Often referred to as the Oriental Galapagos, the Ogasawara archipelago is located in the north-west Pacific Ocean.
About 1000km south of Tokyo the islands are one of the most isolated areas of Japan – Read more…
Underwater encounters with big animals are rarely if ever static. They move, often constantly and occasionally very fast!
Whereas American crocodiles remain still, with a coiled-up energy ready to attack – Read more…
As recently as the 1960’s Oceanics were considered one of the most abundant large animals in the world.
And just 50 years later, they are now on the IUCN Red List as “Vulnerable” globally – Read more…
Giant Japanese Salamanders are quite unique creatures that live in the rivers of west and south-west Japan.
They are indeed quite large – reaching up to 1.5m in length and around 25kg in weight – Read more…
Crystal River Manatees
The small town of Crystal River in Citrus County on the “Nature Coast” of Florida is without doubt the best place in North America to see and, if you are really lucky, interact briefly with the very special and quite unique Florida Manatee.
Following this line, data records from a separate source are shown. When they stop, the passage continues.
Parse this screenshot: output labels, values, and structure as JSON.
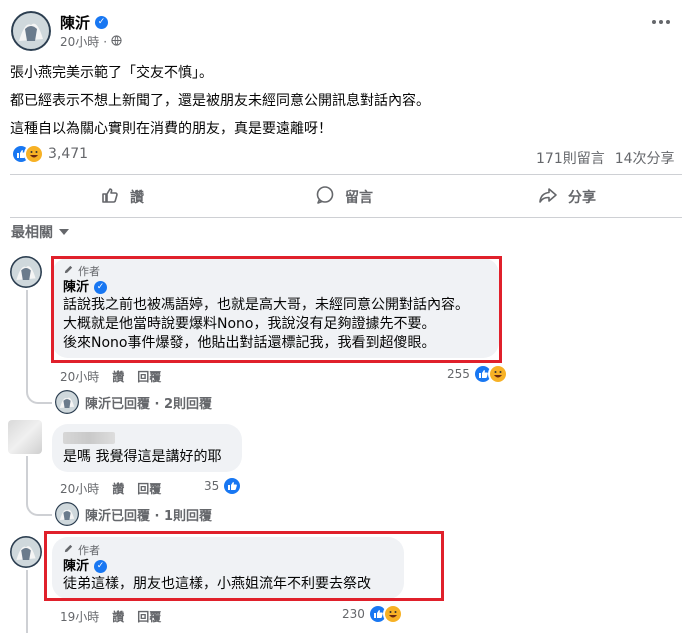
{
  "post": {
    "author": "陳沂",
    "time": "20小時",
    "globe_icon": "globe-icon",
    "lines": [
      "張小燕完美示範了「交友不慎」。",
      "都已經表示不想上新聞了，還是被朋友未經同意公開訊息對話內容。",
      "這種自以為關心實則在消費的朋友，真是要遠離呀！"
    ],
    "reaction_count": "3,471",
    "comment_count": "171則留言",
    "share_count": "14次分享"
  },
  "actions": {
    "like": "讚",
    "comment": "留言",
    "share": "分享"
  },
  "sort_label": "最相關",
  "comments": [
    {
      "author_tag": "作者",
      "name": "陳沂",
      "lines": [
        "話說我之前也被馮語婷，也就是高大哥，未經同意公開對話內容。",
        "大概就是他當時說要爆料Nono，我說沒有足夠證據先不要。",
        "後來Nono事件爆發，他貼出對話還標記我，我看到超傻眼。"
      ],
      "time": "20小時",
      "like": "讚",
      "reply": "回覆",
      "reactions": "255",
      "replies": "陳沂已回覆 · 2則回覆"
    },
    {
      "lines": [
        "是嗎 我覺得這是講好的耶"
      ],
      "time": "20小時",
      "like": "讚",
      "reply": "回覆",
      "reactions": "35",
      "replies": "陳沂已回覆 · 1則回覆"
    },
    {
      "author_tag": "作者",
      "name": "陳沂",
      "lines": [
        "徒弟這樣，朋友也這樣，小燕姐流年不利要去祭改"
      ],
      "time": "19小時",
      "like": "讚",
      "reply": "回覆",
      "reactions": "230"
    }
  ],
  "colors": {
    "accent": "#1877f2",
    "highlight_box": "#e0202b",
    "bubble_bg": "#f0f2f5",
    "secondary_text": "#65676b"
  }
}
But… manatee season in Crystal River is very much focused on getting as many tourists through as possible. And if you want to take good photographs it gets complicated… So I have put together a complete guide to help you to understand the reality of Crystal River and its amazing visitors!
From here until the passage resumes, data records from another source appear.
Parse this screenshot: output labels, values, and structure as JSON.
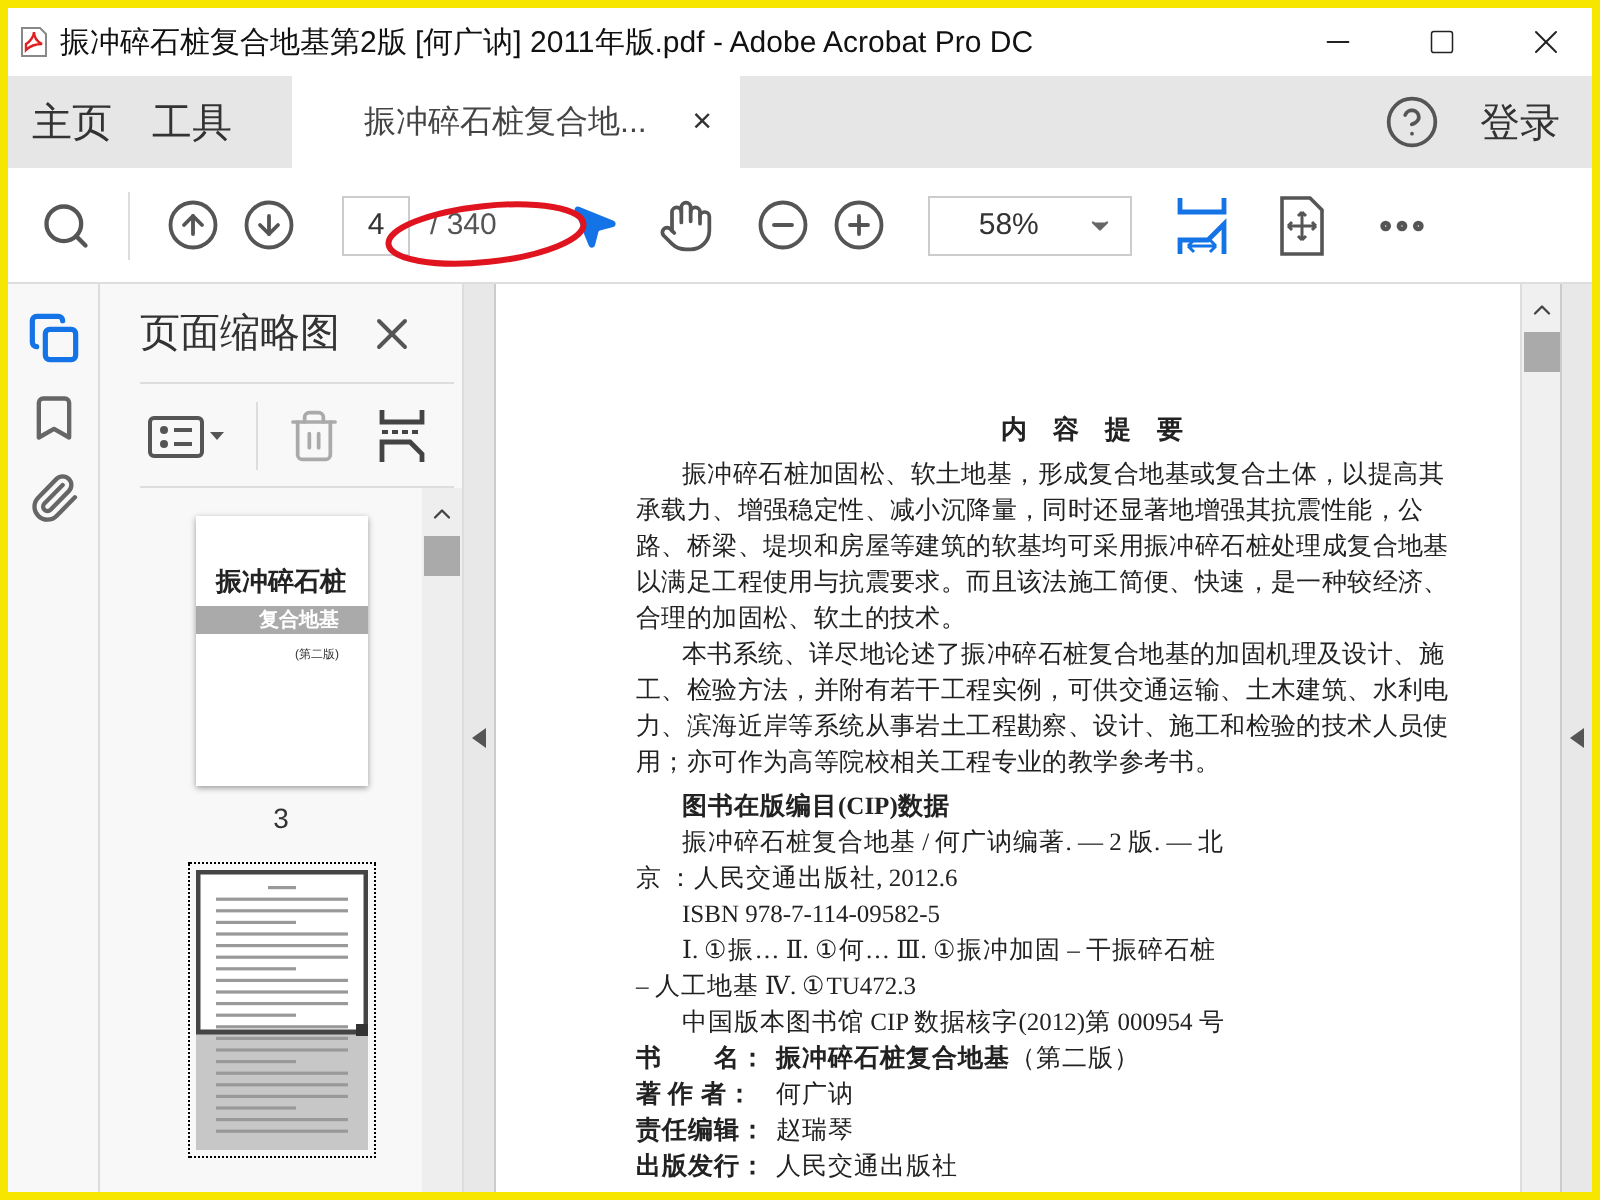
{
  "window": {
    "title": "振冲碎石桩复合地基第2版 [何广讷] 2011年版.pdf - Adobe Acrobat Pro DC"
  },
  "nav_tabs": [
    {
      "label": "主页",
      "selected": false
    },
    {
      "label": "工具",
      "selected": false
    }
  ],
  "document_tab": {
    "label": "振冲碎石桩复合地...",
    "selected": true,
    "close": "×"
  },
  "sign_in": "登录",
  "toolbar": {
    "page_number": "4",
    "page_total": "/ 340",
    "zoom": "58%"
  },
  "sidebar": {
    "tools": [
      {
        "kind": "pages",
        "selected": true
      },
      {
        "kind": "bookmarks",
        "selected": false
      },
      {
        "kind": "attachments",
        "selected": false
      }
    ]
  },
  "thumbnail_panel": {
    "title": "页面缩略图",
    "thumbnails": [
      {
        "kind": "cover",
        "selected": false,
        "cover_title": "振冲碎石桩",
        "cover_subtitle": "复合地基",
        "edition": "(第二版)",
        "label": "3"
      },
      {
        "kind": "text",
        "selected": true
      }
    ]
  },
  "page": {
    "lines": [
      {
        "kind": "heading",
        "text": "内　容　提　要"
      },
      {
        "kind": "para",
        "text": "振冲碎石桩加固松、软土地基，形成复合地基或复合土体，以提高其承载力、增强稳定性、减小沉降量，同时还显著地增强其抗震性能，公路、桥梁、堤坝和房屋等建筑的软基均可采用振冲碎石桩处理成复合地基以满足工程使用与抗震要求。而且该法施工简便、快速，是一种较经济、合理的加固松、软土的技术。"
      },
      {
        "kind": "para",
        "text": "本书系统、详尽地论述了振冲碎石桩复合地基的加固机理及设计、施工、检验方法，并附有若干工程实例，可供交通运输、土木建筑、水利电力、滨海近岸等系统从事岩土工程勘察、设计、施工和检验的技术人员使用；亦可作为高等院校相关工程专业的教学参考书。"
      },
      {
        "kind": "title",
        "text": "图书在版编目(CIP)数据"
      },
      {
        "kind": "indent",
        "text": "振冲碎石桩复合地基 / 何广讷编著. — 2 版. — 北"
      },
      {
        "kind": "flush",
        "text": "京 ：人民交通出版社, 2012.6"
      },
      {
        "kind": "indent",
        "text": "ISBN 978-7-114-09582-5"
      },
      {
        "kind": "indent",
        "text": "Ⅰ. ①振… Ⅱ. ①何… Ⅲ. ①振冲加固 – 干振碎石桩"
      },
      {
        "kind": "flush",
        "text": "– 人工地基 Ⅳ. ①TU472.3"
      },
      {
        "kind": "indent",
        "text": "中国版本图书馆 CIP 数据核字(2012)第 000954 号"
      },
      {
        "kind": "field",
        "label": "书　　名：",
        "value": "**振冲碎石桩复合地基**（第二版）"
      },
      {
        "kind": "field",
        "label": "著 作 者：",
        "value": "何广讷"
      },
      {
        "kind": "field",
        "label": "责任编辑：",
        "value": "赵瑞琴"
      },
      {
        "kind": "field",
        "label": "出版发行：",
        "value": "人民交通出版社"
      }
    ]
  }
}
Use this link to see Indopacificimages’ Complete Guide to the Crystal River Manatees.
The Complete Guide to PNG
Papua New Guinea enjoys a reputation for some of the best all-round scuba diving to be had anywhere. And truly, its combination of superb reefs, wonderful critter sites and WWII wrecks make it very hard to beat.
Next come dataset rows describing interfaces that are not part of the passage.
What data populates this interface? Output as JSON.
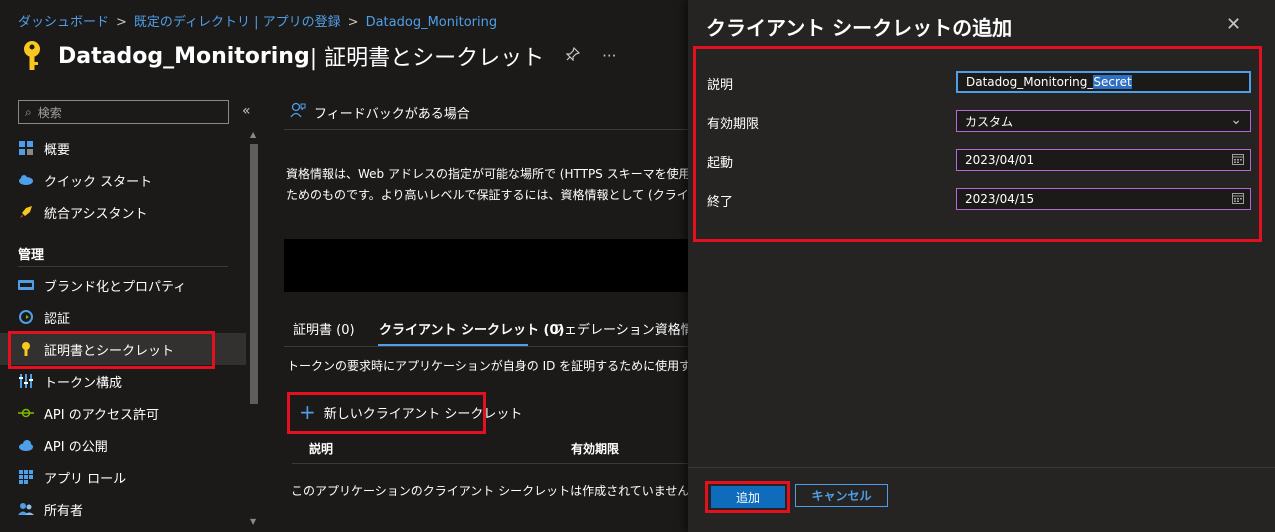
{
  "breadcrumb": {
    "items": [
      "ダッシュボード",
      "既定のディレクトリ | アプリの登録",
      "Datadog_Monitoring"
    ]
  },
  "header": {
    "app_name": "Datadog_Monitoring",
    "section": " | 証明書とシークレット",
    "pin_icon": "pin-icon",
    "more": "···"
  },
  "sidebar": {
    "search_placeholder": "検索",
    "collapse": "«",
    "top_items": [
      {
        "label": "概要",
        "icon": "overview-icon"
      },
      {
        "label": "クイック スタート",
        "icon": "quickstart-icon"
      },
      {
        "label": "統合アシスタント",
        "icon": "rocket-icon"
      }
    ],
    "heading": "管理",
    "manage_items": [
      {
        "label": "ブランド化とプロパティ",
        "icon": "branding-icon"
      },
      {
        "label": "認証",
        "icon": "auth-icon"
      },
      {
        "label": "証明書とシークレット",
        "icon": "key-icon"
      },
      {
        "label": "トークン構成",
        "icon": "token-icon"
      },
      {
        "label": "API のアクセス許可",
        "icon": "api-permission-icon"
      },
      {
        "label": "API の公開",
        "icon": "cloud-icon"
      },
      {
        "label": "アプリ ロール",
        "icon": "app-roles-icon"
      },
      {
        "label": "所有者",
        "icon": "owners-icon"
      }
    ]
  },
  "main": {
    "feedback": "フィードバックがある場合",
    "info_line1": "資格情報は、Web アドレスの指定が可能な場所で (HTTPS スキーマを使用して",
    "info_line2": "ためのものです。より高いレベルで保証するには、資格情報として (クライアント シー",
    "tabs": [
      "証明書 (0)",
      "クライアント シークレット (0)",
      "フェデレーション資格情報"
    ],
    "tab_description": "トークンの要求時にアプリケーションが自身の ID を証明するために使用する秘密",
    "new_secret": "新しいクライアント シークレット",
    "col_description": "説明",
    "col_expires": "有効期限",
    "empty": "このアプリケーションのクライアント シークレットは作成されていません。"
  },
  "panel": {
    "title": "クライアント シークレットの追加",
    "close": "✕",
    "description_label": "説明",
    "description_value_a": "Datadog_Monitoring_",
    "description_value_b": "Secret",
    "expires_label": "有効期限",
    "expires_value": "カスタム",
    "start_label": "起動",
    "start_value": "2023/04/01",
    "end_label": "終了",
    "end_value": "2023/04/15",
    "add_button": "追加",
    "cancel_button": "キャンセル"
  },
  "colors": {
    "highlight_red": "#e3101f",
    "link_blue": "#4f9fe8",
    "key_yellow": "#f8c81e"
  }
}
Simply stated, the scuba diving in Papua New Guinea is among the very best in the world. And the country is truly one of the last frontiers – a wild and adventurous place that just has so much to see both above and below the water!
But it’s not the easiest place to get to. And, no doubt you will have heard all sorts of stories… Is it safe to go there? Where to go? When to go and how to get there? So I have put together this “complete guide” to understand more about Papua New Guinea and where to dive.
There are comprehensive sections providing an overview of the diving in PNG and why it is good. Plus sections on each major location – Port Moresby, Milne Bay, Tufi, Kimbe Bay and New Ireland. And… a Papua New Guinea Survival Guide to help you better understand the country, the people, the culture and the risks!
Start here with Indopacificimages’ Complete Guide to Diving Papua New Guinea.
The Sharks of Protea Banks
Located some 8km offshore from the seaside town of Margate, about 130km south of Durban, the Protea Banks is one of the best places on the east coast of South Africa to dive with sharks. And. depending on the time of the year, you can see up to seven different varieties of them!
The Protea Banks is adventurous diving with most dives at around 30m and strong currents to deal with, so it is not for everybody… But if you like your diving and underwater photography at full volume then the Protea Banks offers some tremendous experiences!
Check out this link to the Indopacificimages Complete Guide to Diving Protea Banks for more information on one of the most exciting locations in South Africa.
Diving in Southern Mozambique is concentrated around the small town of Praia Do Tofo (Tofo Beach…). Which, in turn, is located around a very picturesque curved beach, some 16 km from the provincial capital of Inhambane.
Tofo owes its amazing biodiversity to its location at the southern end of the 1600 km long Mozambique Channel, between the east coast of Mozambique and the large island of Madagascar.
Check out this link to the Complete Guide to diving Tofo in Southern Mozambique for more information on this interesting location.